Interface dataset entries
::::::::

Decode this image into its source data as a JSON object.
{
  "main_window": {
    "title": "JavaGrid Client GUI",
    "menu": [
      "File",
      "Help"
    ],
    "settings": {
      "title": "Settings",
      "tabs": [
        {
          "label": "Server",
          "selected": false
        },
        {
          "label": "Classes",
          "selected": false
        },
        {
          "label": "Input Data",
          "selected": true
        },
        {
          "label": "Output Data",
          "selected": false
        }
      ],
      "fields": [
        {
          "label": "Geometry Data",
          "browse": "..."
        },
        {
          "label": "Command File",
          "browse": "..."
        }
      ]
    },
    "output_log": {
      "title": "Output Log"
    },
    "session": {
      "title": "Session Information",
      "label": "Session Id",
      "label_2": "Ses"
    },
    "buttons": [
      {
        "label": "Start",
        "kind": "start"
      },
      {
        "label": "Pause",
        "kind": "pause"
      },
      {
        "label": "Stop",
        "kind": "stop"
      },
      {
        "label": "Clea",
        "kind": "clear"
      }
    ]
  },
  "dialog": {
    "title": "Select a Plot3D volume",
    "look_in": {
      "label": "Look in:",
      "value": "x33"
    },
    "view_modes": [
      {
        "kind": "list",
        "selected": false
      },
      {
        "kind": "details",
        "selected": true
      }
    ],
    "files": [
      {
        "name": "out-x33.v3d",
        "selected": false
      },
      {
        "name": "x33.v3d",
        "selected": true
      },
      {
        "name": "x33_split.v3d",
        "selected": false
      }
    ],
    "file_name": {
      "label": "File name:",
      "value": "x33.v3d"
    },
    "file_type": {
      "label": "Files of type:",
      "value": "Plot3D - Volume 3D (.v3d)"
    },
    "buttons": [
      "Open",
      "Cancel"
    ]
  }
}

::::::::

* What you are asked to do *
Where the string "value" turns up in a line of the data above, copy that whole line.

* Answer to this problem *
      "value": "x33"
      "value": "x33.v3d"
      "value": "Plot3D - Volume 3D (.v3d)"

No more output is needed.